Shadow of the Fox (Shadow of the Fox #1) by Julie Kagawa
ARC provided by the publisher via Netgalley
Publish date: October 2, 2018
Yumeko is half kitsune and likes to play pranks on the monks at the temple where she lives. But when an oni and horde of demons attack the temple, she is the only survivor that must take a sacred piece of scroll to another temple for protection. On her journey she meets many different type of people and encounters relentless dangers from those who seek the scroll.
Having had studied Japanese and the culture, as well as having had grown up on anime, let’s just say I was incredibly excited for this book. I have a genuine love for kitsune and have even started writing a mg/ya book with a kitsune (I doubt I’ll ever finish). So I can say I thoroughly enjoyed the plot of this book.
It gave me an overall reminiscence of Inuyasha, and not only because of all that Japanese stuff. The structure of the story made me think, this could easily be broken up into short episodes. Something happens and is then resolved, all along the course of our long term journey. This made for excellent pacing for taking breaks as I progressed through the story.
One thing that sort of irked me was how much repetitiveness was written in. Some feelings/reactions/decisions were overly explained and brought up multiple times. This added unnecessary length to a decently long story.
The World Building
This book is flush with Japanese culture, setting, and even language. For the common reader this should help immerse the them into the story, as after each instance an explanation or definition is given, providing full understanding. For me, with my already researched knowledge it made the story feel like it dragged a little bit. I think it was just because it was all stuff I already knew about.
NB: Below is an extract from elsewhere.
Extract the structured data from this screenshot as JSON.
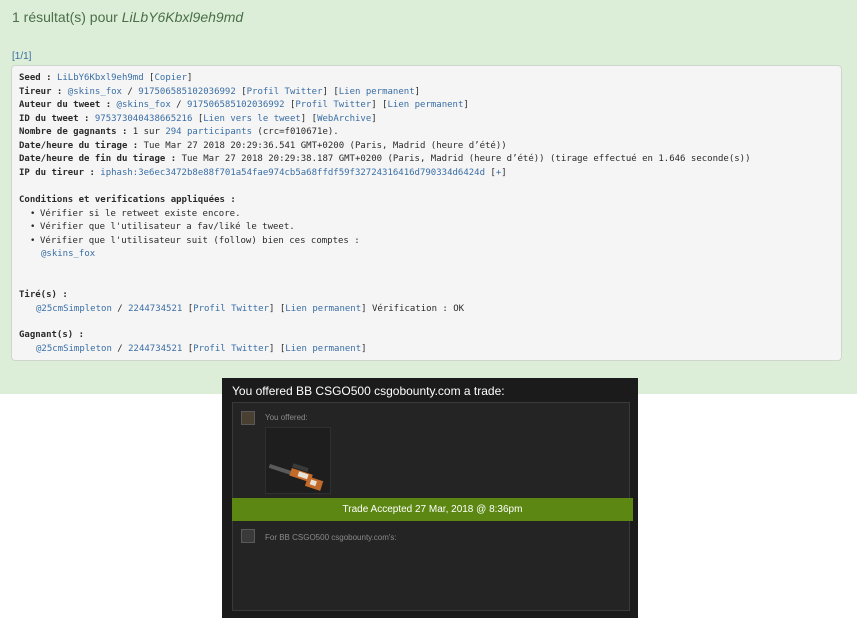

Another thing I found odd was how much the act of seppuku was thrown out into the conversation so casually. The characters made it seem like the smallest shame would enact the ritual, including the mentioning it for the Emperor, who wouldn’t necessarily follow bushido because he is in a different class than samurai.
I loved Yumeko. She was cute, naive, and hopeful. She was the type of endearing character that you want to root for. I really liked that Tatsumi was fighting with a literal inner demon and that he wasn’t a jerk because he was a tough samarai, but because of the emotions that connecting with people could produce and therefore giving the demon access to him.
There was one particular character that was the type to always have a comment, usually sarcastic. This character drove me nuuuuttts. His constant yammering really didn’t add anything to the story. I get developing himself as a sarcastic character. But whenever there was a conversation there was this added lightness that basically made a joke out of everything. It definitely took away from the solemnity of their situations.
YUI – Tomorrow’s Way